The animation is all timeline animation in Flash, tinted and matched to the movements of the background, with extra lighting effects like strong shadows added to root the character in the scene.

Original animation test with rough cardboard. Proved we could make Lumi look rooted in the scene with Flash.

Me: How many people were involved in the project and how long did it take to build it?

Luke: There have been four of us in total. I worked on the design, the animation and the initial programming. Katherine worked on design and puzzles and the talented BBC cameraman Tom Hooker helped us with the filming. The original PC version probably took six months to build in total, and recently Roger Hicks joined to develop it using AIR for iOS, which has taken a further couple of months.

Me: Why have you chosen Flash/AIR?

Luke: Since the original was built in Flash, it made perfect sense as we wouldn’t need to change the timeline animations or the overall structure too much. When we realised that AIR could actually get Lume running nicely on iOS devices it was a simple choice. Remaking it using other tools would in all likelihood have involved a good deal more work.

Me: Are you planning an Android version as well?

Luke: We’d love to do this, yet it’s a market we haven’t yet explored.
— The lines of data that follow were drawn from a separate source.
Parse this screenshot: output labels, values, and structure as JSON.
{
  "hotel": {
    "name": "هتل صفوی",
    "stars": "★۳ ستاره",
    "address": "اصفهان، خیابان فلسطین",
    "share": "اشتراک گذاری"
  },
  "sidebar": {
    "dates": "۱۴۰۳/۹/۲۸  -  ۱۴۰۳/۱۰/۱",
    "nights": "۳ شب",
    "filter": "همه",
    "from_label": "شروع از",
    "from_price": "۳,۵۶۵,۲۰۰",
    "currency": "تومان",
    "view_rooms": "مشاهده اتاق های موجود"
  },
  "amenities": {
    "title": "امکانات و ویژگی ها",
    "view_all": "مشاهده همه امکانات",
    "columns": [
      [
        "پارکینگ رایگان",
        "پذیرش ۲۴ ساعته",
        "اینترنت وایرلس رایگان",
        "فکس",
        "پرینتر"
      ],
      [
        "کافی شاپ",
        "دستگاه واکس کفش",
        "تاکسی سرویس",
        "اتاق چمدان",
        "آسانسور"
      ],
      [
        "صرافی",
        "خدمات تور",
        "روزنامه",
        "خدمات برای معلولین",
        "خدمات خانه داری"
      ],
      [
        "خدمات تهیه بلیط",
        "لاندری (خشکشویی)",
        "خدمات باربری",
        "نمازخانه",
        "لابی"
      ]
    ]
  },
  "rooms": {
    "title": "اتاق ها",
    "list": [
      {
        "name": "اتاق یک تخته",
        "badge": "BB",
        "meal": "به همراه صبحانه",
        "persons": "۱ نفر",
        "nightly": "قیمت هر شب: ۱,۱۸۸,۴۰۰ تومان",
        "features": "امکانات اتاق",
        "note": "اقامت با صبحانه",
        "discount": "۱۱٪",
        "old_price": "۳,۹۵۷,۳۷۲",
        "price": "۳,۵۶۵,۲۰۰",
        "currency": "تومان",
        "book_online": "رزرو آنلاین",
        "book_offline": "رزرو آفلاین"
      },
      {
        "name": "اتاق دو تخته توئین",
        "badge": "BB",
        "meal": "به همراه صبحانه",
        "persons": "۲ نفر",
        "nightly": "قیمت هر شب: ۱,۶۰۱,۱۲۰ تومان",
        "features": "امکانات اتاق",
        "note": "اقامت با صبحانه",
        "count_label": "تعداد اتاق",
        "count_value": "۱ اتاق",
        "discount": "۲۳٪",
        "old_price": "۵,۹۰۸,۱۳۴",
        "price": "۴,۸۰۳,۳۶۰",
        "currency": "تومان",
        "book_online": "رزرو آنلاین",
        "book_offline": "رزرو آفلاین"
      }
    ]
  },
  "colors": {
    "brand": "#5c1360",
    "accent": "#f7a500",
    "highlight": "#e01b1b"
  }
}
AIR should make it a simple process to do this once we’re in a position to work on it.

Me: Most people can’t wait for the sequel, what are the future plans?

Luke: Well firstly, thanks to everyone who’s supported us and Lume since its release, we’re really pleased it’s made people happy and it’s meant that we can be confident we can go ahead with the sequel, where we’re planning some very exciting things. The game will be much larger, the architecture will be like nothing seen before. We’re bringing in some highly talented artists and architects, and planning to take what was loved about the first and just make everything even better. It’s going to take most of this year to make I think, but I can’t wait to get stuck in and to show you what’s in store.
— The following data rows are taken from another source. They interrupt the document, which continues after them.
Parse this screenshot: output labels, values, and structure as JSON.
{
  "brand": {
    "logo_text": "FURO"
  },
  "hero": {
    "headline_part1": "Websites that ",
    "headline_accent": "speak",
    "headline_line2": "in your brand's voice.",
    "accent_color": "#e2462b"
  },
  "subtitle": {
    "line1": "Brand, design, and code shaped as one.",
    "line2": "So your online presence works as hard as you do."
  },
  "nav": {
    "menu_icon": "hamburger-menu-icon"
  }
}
Me: I see your game being promoted on the main games page on iTunes? How big do you think this impacts the downloads?

Luke: It’s difficult to tell without having a comparable version which isn’t featured, and other things come in to play like how it’s previewed and reviewed in the press. But we’ve been lucky enough to get great reviews and we’re very excited that Apple got behind Lume, I think it will be great for sales. If it brings the world of Lume to a wide audience we’re really happy.

Me: Thanks for the interview. Good Luck!